'What If We Lived In Two Houses?' Talking Kids Through Divorce
Even the most amicable split is world-changing for young children. Here are a few key tips for grown-ups trying to help their kids navigate this big transition. - Give children as much heads-up as you can — as soon as you've made a definite decision to split up.- It's a grown-up problem. Don't share details that will confuse your child or hurt your partner.- Don't fear the big feelings or the "pajama truth-bomb." - It's good for kids to talk about a separation — even when it may be painful for adults to hear.- Make sure your kids know that not everything will change. - Keep routines, and toys, consistent, even if they're traveling from one home to another. - Look back together on the good memories.
Whether it's mini-makeup kits, gross-smelling slime or semi-automatic foam-dart guns, every parent or caregiver has fielded requests for toys that they're just not that into.
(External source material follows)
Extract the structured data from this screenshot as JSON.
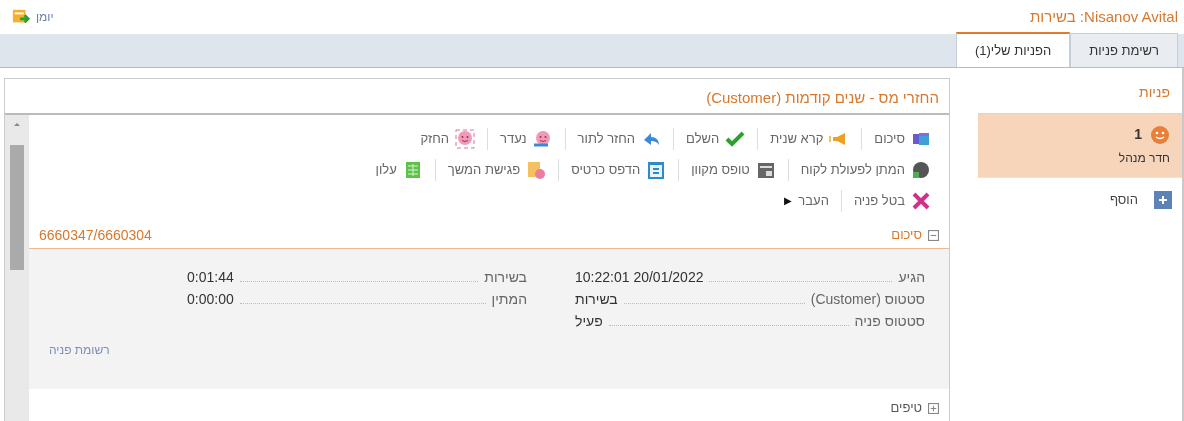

We talk about princesses and superheroes and their influence on kids with Rosemarie Truglio of Sesame Workshop and Lisa Dinella, a gender studies professor at Monmouth University. Here's what to remember: - Banning toys outright can be counterproductive. - Pay more attention to how kids play than what they're playing with. - Fight sexism in the playroom by broadening toy selections. - Talk directly to your kids about your values.- Join in your child's play to help expand the possibilities. - Grossed out? Use toilet toys as a chance to teach science — and manners.
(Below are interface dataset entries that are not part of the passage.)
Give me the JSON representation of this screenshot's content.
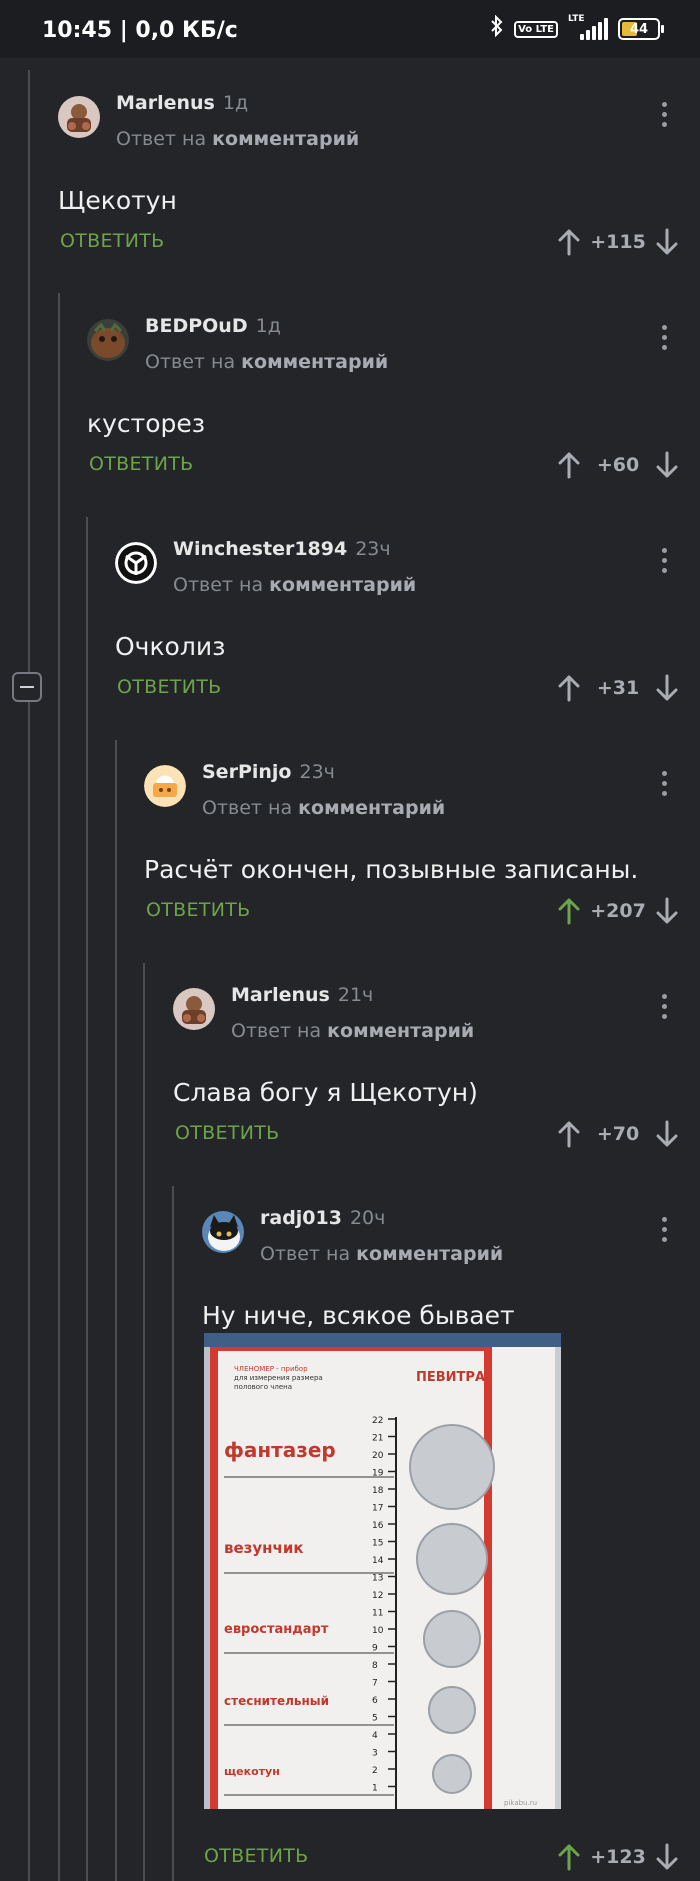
{
  "status_bar": {
    "time": "10:45 | 0,0 КБ/с",
    "volte": "Vo LTE",
    "network": "LTE",
    "battery": "44"
  },
  "comments": [
    {
      "username": "Marlenus",
      "time": "1д",
      "reply_prefix": "Ответ на",
      "reply_target": "комментарий",
      "text": "Щекотун",
      "reply_label": "ОТВЕТИТЬ",
      "score": "+115",
      "upvoted": false
    },
    {
      "username": "BEDPOuD",
      "time": "1д",
      "reply_prefix": "Ответ на",
      "reply_target": "комментарий",
      "text": "кусторез",
      "reply_label": "ОТВЕТИТЬ",
      "score": "+60",
      "upvoted": false
    },
    {
      "username": "Winchester1894",
      "time": "23ч",
      "reply_prefix": "Ответ на",
      "reply_target": "комментарий",
      "text": "Очколиз",
      "reply_label": "ОТВЕТИТЬ",
      "score": "+31",
      "upvoted": false
    },
    {
      "username": "SerPinjo",
      "time": "23ч",
      "reply_prefix": "Ответ на",
      "reply_target": "комментарий",
      "text": "Расчёт окончен, позывные записаны.",
      "reply_label": "ОТВЕТИТЬ",
      "score": "+207",
      "upvoted": true
    },
    {
      "username": "Marlenus",
      "time": "21ч",
      "reply_prefix": "Ответ на",
      "reply_target": "комментарий",
      "text": "Слава богу я Щекотун)",
      "reply_label": "ОТВЕТИТЬ",
      "score": "+70",
      "upvoted": false
    },
    {
      "username": "radj013",
      "time": "20ч",
      "reply_prefix": "Ответ на",
      "reply_target": "комментарий",
      "text": "Ну ниче, всякое бывает",
      "reply_label": "ОТВЕТИТЬ",
      "score": "+123",
      "upvoted": true
    }
  ],
  "attached_image": {
    "header": "ЧЛЕНОМЕР - прибор для измерения размера полового члена",
    "brand": "ПЕВИТРА",
    "categories": [
      "фантазер",
      "везунчик",
      "евростандарт",
      "стеснительный",
      "щекотун"
    ],
    "scale": [
      "22",
      "21",
      "20",
      "19",
      "18",
      "17",
      "16",
      "15",
      "14",
      "13",
      "12",
      "11",
      "10",
      "9",
      "8",
      "7",
      "6",
      "5",
      "4",
      "3",
      "2",
      "1"
    ],
    "watermark": "pikabu.ru"
  },
  "colors": {
    "background": "#232529",
    "accent_green": "#6ca44a",
    "muted_text": "#868a91",
    "thread_line": "#4a4d52"
  },
  "icons": [
    "bluetooth-icon",
    "volte-icon",
    "signal-icon",
    "battery-icon",
    "kebab-menu-icon",
    "upvote-arrow-icon",
    "downvote-arrow-icon",
    "collapse-thread-icon"
  ]
}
When you can't sleep, your thoughts can be your worst enemy. In this episode, we explain five key strategies to help break the spiral, based on what many believe is the most effective treatment out there: cognitive behavioral therapy for insomnia, or CBT-I. Here's what to remember:- Log your sleep time to get a reality check on how much you're actually sleeping. - Write down your anxious thoughts; then replace them with more rational ones.- Restrict the amount of time you spend in bed based on information from your sleep log.- Find a relaxation technique.- Make it a rule: The bedroom is only for sleep (and sex); no electronic devices, no lying in bed, ruminating.
From mediation to melatonin to putting on a pair of socks, we all have routines to help us reach that blissful state of slumber. These are the ones that work:- Forget sheep. Instead, use mental imagery — picturing a walk in the woods or a stroll on a beach — to help relax. - Relaxation and meditation apps can help you unwind. - Melatonin supplements might ease your way into sleep, but too much melatonin could disrupt it. - Over-the-counter sleep medications may knock you out, but they won't result in effective sleep.- If young kids wake you in the wee hours, don't react in a way that increases their stress — but do find strategies that make it no fun to be up.- Sleep rituals are personal. If you believe in yours, that might be all you need.
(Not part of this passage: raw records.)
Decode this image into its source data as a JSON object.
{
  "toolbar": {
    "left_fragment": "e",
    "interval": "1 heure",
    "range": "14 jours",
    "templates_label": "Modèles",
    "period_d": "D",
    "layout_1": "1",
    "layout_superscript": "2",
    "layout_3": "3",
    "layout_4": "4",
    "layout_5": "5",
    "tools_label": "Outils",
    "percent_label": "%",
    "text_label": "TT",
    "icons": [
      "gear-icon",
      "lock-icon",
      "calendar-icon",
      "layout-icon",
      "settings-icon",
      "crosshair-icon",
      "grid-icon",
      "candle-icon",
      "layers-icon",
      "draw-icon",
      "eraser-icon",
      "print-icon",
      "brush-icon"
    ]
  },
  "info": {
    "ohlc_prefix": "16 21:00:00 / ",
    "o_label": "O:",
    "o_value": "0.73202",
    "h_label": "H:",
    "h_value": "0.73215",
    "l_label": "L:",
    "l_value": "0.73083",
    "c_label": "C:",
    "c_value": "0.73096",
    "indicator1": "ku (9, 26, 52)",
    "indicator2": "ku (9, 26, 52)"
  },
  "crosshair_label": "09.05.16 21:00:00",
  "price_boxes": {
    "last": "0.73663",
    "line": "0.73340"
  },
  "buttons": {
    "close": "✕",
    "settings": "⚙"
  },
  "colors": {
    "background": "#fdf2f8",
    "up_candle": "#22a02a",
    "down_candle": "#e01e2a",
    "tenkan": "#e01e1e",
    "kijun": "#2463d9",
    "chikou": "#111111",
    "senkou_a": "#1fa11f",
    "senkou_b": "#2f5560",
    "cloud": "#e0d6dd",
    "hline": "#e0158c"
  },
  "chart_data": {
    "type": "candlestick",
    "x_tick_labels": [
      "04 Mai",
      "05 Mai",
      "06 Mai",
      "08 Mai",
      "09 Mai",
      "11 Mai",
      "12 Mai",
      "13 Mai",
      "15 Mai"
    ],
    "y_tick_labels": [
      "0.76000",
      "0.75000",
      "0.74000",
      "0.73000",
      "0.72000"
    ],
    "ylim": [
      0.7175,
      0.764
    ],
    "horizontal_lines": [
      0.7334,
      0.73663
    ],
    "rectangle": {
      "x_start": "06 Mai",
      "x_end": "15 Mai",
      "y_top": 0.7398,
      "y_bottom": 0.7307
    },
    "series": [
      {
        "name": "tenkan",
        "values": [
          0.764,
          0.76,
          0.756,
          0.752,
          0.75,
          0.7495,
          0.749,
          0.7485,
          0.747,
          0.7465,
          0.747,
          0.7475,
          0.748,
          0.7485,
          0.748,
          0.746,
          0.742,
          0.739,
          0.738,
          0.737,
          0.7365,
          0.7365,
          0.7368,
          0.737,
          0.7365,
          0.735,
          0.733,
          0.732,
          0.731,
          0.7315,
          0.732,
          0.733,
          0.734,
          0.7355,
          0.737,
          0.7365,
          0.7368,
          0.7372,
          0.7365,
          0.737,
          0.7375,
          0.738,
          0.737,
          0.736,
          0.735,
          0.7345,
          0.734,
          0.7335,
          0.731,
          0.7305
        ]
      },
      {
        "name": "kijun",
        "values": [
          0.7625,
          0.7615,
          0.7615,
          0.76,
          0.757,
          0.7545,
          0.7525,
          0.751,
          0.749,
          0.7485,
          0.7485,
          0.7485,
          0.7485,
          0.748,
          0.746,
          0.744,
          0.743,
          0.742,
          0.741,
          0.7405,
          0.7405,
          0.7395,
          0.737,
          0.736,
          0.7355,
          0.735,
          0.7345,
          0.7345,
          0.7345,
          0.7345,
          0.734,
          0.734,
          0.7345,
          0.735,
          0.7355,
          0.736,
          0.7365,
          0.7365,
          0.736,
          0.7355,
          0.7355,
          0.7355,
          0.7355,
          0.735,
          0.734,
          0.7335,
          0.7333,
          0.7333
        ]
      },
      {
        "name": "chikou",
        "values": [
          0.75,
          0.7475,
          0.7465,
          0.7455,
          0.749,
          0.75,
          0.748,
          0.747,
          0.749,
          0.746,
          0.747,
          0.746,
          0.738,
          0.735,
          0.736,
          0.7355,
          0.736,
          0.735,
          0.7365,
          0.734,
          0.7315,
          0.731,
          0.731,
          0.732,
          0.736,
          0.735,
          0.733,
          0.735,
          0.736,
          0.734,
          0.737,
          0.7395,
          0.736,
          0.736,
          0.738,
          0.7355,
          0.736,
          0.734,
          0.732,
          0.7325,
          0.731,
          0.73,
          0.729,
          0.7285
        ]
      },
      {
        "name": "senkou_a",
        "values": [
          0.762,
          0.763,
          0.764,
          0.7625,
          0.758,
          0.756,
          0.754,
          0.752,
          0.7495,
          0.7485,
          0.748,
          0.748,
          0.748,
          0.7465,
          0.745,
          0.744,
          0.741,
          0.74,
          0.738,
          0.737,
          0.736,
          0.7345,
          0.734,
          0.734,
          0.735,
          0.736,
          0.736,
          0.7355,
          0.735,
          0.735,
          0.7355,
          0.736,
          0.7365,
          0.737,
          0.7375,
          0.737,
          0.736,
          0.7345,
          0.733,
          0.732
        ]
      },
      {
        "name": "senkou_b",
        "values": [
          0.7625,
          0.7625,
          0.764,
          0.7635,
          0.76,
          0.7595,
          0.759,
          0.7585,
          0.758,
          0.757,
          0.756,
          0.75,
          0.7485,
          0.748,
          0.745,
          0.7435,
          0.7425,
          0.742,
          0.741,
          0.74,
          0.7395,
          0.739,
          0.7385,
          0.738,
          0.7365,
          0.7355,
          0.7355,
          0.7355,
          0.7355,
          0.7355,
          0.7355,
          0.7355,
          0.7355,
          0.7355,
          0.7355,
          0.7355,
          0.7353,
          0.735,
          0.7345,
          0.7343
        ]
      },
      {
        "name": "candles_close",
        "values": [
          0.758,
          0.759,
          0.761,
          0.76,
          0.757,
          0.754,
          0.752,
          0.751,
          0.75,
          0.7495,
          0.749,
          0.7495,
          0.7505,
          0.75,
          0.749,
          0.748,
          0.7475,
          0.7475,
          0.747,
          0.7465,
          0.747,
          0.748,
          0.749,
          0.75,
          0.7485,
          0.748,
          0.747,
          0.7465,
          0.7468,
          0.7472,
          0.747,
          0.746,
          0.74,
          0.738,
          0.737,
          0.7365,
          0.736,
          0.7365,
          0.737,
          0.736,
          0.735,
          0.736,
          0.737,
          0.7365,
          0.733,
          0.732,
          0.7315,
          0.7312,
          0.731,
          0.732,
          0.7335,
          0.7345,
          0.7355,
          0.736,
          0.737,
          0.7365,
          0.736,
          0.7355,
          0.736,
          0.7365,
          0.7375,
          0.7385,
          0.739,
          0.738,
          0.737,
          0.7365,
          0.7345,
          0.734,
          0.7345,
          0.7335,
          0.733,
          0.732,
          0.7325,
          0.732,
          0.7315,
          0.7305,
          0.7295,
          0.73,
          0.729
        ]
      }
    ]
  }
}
From the moment you wake up, your body starts to prepare for sleep. We show you how to adjust your daytime habits to get the best possible night of rest.Here's what to remember:- Start the day with natural light — from an east-facing window, or even better, go outside — to put the brakes on melatonin. - Cut the caffeine off by late morning. Even if it doesn't keep you up, caffeine impacts how much deep sleep you're getting. - Get moving during the day. Exercise can increase the quantity and quality of your sleep.- Avoid the nightcap. Alcohol makes you feel sleepy but disrupts deep sleep.- Ban the smartphone and TV from the bedroom. Too stimulating, when you should be letting go.